Discover the cosmos! Each day a different image or photograph of our fascinating universe is featured, along with a brief explanation written by a professional astronomer.
2001 May 4
Explanation: The Orion Nebula is a nuturing stellar nursery filled with hot young stars and their natal clouds of gas and dust. But for planetary systems, the active star-forming region can present a hazardous and inhospitable birthplace. While the formation of dusty protoplanetary disks seems common in Orion, these Hubble Space Telescope close-up images dramatically reveal the torturous conditions they must face while trying to grow into full-fledged planetary systems. In each case, a central young star is surrounded by a disk substantially wider than our solar system. The disks likely contain material in the process of planet formation. However, withering ultraviolet radiation from one of Orion's nearby hot stars is rapidly destroying the disks -- ultimately creating the comet-shaped clouds of glowing gas seen engulfing the protoplanetary systems. Planet formation must occur quickly here, if at all. Researchers estimate that about 90 percent of Orion's youngest protoplanetary disks will not survive the next 100,000 years.
Authors & editors:
Jerry Bonnell (USRA)
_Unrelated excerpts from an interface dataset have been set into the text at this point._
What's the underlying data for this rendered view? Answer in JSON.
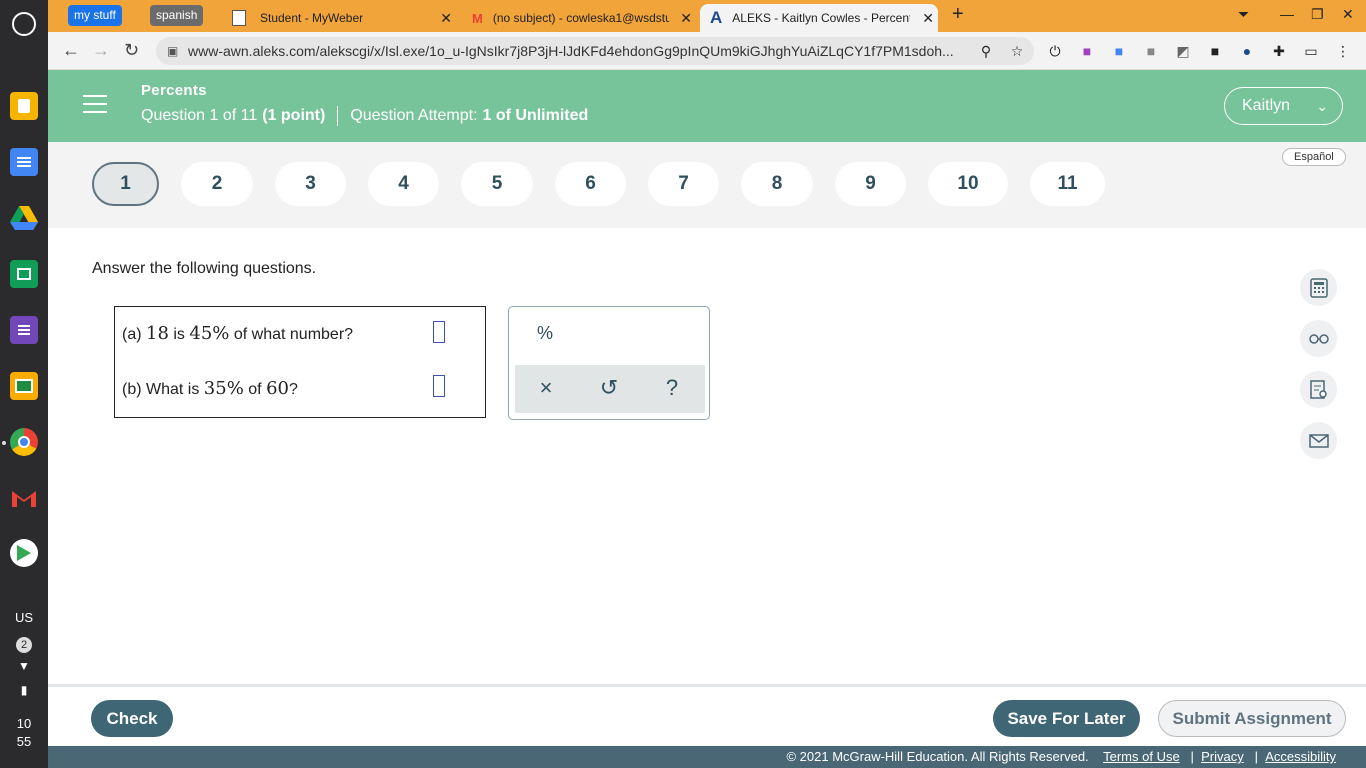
{
  "browser": {
    "bookmarks": [
      "my stuff",
      "spanish"
    ],
    "tabs": [
      {
        "title": "Student - MyWeber"
      },
      {
        "title": "(no subject) - cowleska1@wsdstu"
      },
      {
        "title": "ALEKS - Kaitlyn Cowles - Percents"
      }
    ],
    "url": "www-awn.aleks.com/alekscgi/x/Isl.exe/1o_u-IgNsIkr7j8P3jH-lJdKFd4ehdonGg9pInQUm9kiGJhghYuAiZLqCY1f7PM1sdoh..."
  },
  "shelf": {
    "locale": "US",
    "notification_count": "2",
    "time_hour": "10",
    "time_minute": "55"
  },
  "header": {
    "topic": "Percents",
    "question_progress_prefix": "Question 1 of 11",
    "question_points": "(1 point)",
    "attempt_label": "Question Attempt:",
    "attempt_value": "1 of Unlimited",
    "user_name": "Kaitlyn"
  },
  "question_nav": {
    "items": [
      "1",
      "2",
      "3",
      "4",
      "5",
      "6",
      "7",
      "8",
      "9",
      "10",
      "11"
    ],
    "active": 0,
    "language_link": "Español"
  },
  "content": {
    "instructions": "Answer the following questions.",
    "part_a": {
      "label": "(a)",
      "n1": "18",
      "text1": "is",
      "n2": "45%",
      "text2": "of what number?"
    },
    "part_b": {
      "label": "(b) What is",
      "n1": "35%",
      "text1": "of",
      "n2": "60",
      "text2": "?"
    }
  },
  "toolbox": {
    "percent": "%",
    "clear": "×",
    "undo": "↺",
    "help": "?"
  },
  "bottom": {
    "check": "Check",
    "save": "Save For Later",
    "submit": "Submit Assignment"
  },
  "footer": {
    "copyright": "© 2021 McGraw-Hill Education. All Rights Reserved.",
    "terms": "Terms of Use",
    "privacy": "Privacy",
    "accessibility": "Accessibility"
  },
  "colors": {
    "header": "#77c49a",
    "tabbar": "#f0a43a",
    "primary_button": "#3e6674",
    "footer": "#4a6775"
  }
}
NASA Technical Rep.: Jay Norris. Specific rights apply.
A service of: LHEA at NASA/ GSFC
& Michigan Tech. U.